Amateur cosplayers and ren faire goers are easily spotted by their lack of proper undergarments. You see paintings and pictures of the outer most layers, of course. And to be fair it takes a bit of research to find appropriate underclothes, but that's where I started on "L"'s dress.
To keep costs at an absolute minimum I just used inexpensive percale flat sheets purchased from hotel suppliers on Amazon. Seriously - if you can break away from the traditional fabric store format of 44" wide fabric, sheets are a fabulous way to go. Some of the better ones are cut more on the grain than others, so I highly recommend taking out the hems and straightening the fabric right after washing in the hottest water possible. It may be plain, but these underclothes can undoubtedly take a rough beating and stand up to wear for years and years.
The original pattern I found for making a hoop skirt used a VERY LARGE rectangle with channels sewn in at intervals for the hoop insertion. The hoop material I was using wouldn't stand up in a channel on its own; it was made to be sewn down to the fabric directly. So, I though I'd use separate strips that were gathered at each level. In the future I'm not sure I'd use this method again, but it worked out ok this time.
I didn't take a picture of the top of my last-minute floating dress contraption, but the set up happened because I have a lower part of my ceiling that is covered duct work. I was able to put a nail in the trim and suspend an embroidery hoop, which I then used to hang the hoop skirt at the right height for "L"'s actual measurements. I used heavy duty button thread actually sewn through the hoop skirt waistband and tied plus taped at the embroidery hoop at the top. The polyester sew-in boning needed time to adjust to the skirt and I didn't want to leave it flat on my floor.
But on to the chemise.
I had offered both the gathered raglan sleeve style above and a skinny arm version, and "L" chose the raglan sleeve. It really does fit better around the arm, and allows for lovely poofy bits on the outfit later on.
Of all the pieces that make up a ren faire outfit, the underskirt is by far the easiest. In fact, I recommend it to beginning tailors who are comfortable buying other elements of their costume.
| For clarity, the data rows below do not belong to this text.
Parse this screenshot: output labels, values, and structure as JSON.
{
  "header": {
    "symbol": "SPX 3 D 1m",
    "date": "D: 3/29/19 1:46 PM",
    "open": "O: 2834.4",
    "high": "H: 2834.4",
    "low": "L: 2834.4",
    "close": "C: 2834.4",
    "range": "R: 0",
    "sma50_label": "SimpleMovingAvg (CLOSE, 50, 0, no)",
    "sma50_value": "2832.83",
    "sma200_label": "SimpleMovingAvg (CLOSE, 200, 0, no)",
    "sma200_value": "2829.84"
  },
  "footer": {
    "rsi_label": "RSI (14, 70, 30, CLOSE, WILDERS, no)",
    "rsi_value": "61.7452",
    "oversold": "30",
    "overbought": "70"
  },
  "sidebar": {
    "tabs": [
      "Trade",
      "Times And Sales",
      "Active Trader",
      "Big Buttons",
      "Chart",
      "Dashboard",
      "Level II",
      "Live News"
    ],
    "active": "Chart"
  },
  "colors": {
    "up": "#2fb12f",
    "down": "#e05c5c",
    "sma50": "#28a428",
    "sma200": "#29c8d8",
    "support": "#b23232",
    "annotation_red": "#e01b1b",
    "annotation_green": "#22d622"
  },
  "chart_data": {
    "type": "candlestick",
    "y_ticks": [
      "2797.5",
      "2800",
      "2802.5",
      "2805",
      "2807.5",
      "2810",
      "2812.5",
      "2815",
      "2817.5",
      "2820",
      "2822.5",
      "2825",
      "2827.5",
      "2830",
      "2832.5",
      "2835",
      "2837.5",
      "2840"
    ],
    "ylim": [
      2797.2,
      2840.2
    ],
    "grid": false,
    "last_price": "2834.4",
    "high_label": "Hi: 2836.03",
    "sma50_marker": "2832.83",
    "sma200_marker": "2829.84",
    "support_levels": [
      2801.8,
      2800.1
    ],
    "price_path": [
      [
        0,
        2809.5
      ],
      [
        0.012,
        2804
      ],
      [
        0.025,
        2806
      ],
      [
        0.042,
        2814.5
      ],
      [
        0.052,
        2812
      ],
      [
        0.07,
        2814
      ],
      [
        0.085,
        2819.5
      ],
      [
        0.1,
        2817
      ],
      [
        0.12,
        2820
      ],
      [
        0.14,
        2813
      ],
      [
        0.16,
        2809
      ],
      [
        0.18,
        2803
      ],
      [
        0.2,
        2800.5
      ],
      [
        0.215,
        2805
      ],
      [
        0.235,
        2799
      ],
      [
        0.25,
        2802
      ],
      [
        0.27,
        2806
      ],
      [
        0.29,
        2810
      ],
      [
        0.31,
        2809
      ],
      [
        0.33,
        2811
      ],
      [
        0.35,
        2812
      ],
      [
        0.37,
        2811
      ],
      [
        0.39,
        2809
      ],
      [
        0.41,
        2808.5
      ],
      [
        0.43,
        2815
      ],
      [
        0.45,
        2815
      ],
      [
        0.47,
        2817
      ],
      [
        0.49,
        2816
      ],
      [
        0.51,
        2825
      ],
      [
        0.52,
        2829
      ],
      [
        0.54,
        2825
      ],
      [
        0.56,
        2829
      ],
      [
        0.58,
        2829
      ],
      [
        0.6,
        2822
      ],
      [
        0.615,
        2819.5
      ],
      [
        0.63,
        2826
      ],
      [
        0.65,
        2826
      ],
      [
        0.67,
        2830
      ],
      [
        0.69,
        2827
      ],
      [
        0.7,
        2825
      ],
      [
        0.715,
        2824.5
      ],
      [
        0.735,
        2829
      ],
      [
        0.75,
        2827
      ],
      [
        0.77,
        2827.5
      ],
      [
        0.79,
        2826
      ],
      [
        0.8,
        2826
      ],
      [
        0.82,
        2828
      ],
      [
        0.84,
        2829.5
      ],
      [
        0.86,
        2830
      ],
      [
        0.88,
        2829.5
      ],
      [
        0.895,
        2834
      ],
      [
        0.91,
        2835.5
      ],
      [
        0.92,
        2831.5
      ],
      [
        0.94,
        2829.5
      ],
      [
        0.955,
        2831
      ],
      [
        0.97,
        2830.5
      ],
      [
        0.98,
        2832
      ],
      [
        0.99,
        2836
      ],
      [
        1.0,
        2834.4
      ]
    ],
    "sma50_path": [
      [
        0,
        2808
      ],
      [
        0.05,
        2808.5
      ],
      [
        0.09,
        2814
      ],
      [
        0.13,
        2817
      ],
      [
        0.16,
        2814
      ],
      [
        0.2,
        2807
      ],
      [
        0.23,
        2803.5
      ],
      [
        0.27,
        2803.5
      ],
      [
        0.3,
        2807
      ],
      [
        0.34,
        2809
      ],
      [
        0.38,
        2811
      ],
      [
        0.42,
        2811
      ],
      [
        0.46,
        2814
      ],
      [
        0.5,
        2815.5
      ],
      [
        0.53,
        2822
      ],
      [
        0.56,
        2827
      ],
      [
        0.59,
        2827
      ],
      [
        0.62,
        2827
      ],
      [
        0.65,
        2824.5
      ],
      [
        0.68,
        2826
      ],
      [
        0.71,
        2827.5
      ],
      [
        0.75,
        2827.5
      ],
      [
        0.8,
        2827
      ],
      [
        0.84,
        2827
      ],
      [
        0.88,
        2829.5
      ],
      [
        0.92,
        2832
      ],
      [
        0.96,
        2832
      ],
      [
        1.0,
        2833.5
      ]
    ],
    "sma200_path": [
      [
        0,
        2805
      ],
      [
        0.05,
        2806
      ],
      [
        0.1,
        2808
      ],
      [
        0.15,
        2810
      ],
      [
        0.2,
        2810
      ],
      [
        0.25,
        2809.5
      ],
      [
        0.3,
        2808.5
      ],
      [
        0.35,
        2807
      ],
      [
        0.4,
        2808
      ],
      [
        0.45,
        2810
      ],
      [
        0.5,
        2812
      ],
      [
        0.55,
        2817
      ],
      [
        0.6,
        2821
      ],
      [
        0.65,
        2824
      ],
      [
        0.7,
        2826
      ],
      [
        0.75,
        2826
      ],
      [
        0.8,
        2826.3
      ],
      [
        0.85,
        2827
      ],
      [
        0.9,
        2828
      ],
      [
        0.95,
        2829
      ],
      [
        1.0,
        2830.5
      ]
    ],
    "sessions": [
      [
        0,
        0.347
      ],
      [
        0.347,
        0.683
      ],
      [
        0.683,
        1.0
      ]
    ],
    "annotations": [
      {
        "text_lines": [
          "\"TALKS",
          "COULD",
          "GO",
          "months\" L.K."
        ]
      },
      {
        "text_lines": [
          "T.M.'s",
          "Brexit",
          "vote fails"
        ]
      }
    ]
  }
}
It was the final piece of "underwear" for this costume, and came together in just a couple of hours.
First, the chemise added to the outfit.
There really aren't any construction photos of the underskirt, so here it is together on the floating thing.
There are two reasons I didn't build this on a dress dummy:
1. Kate has my real dress dummy at her house still, while she works on other dresses.
2. That dress dummy is a plus size model and "L" is a size 6-8. No way I can squeeze it down far enough!
After a while my contraption suspended from the ceiling became known as the "floating lady." It worked just fine as a stand in dress dummy and even doubled for the basement ghost for a while! The dog kept walking underneath it, setting it twirling and spinning just out of the corner of my eye. However, this is actually preferable to the dog laying on the incomplete dress, which certainly would have happened otherwise.
Next post will be the pretty stuff!
Twins each with half a brain in reality; the other half displayed here!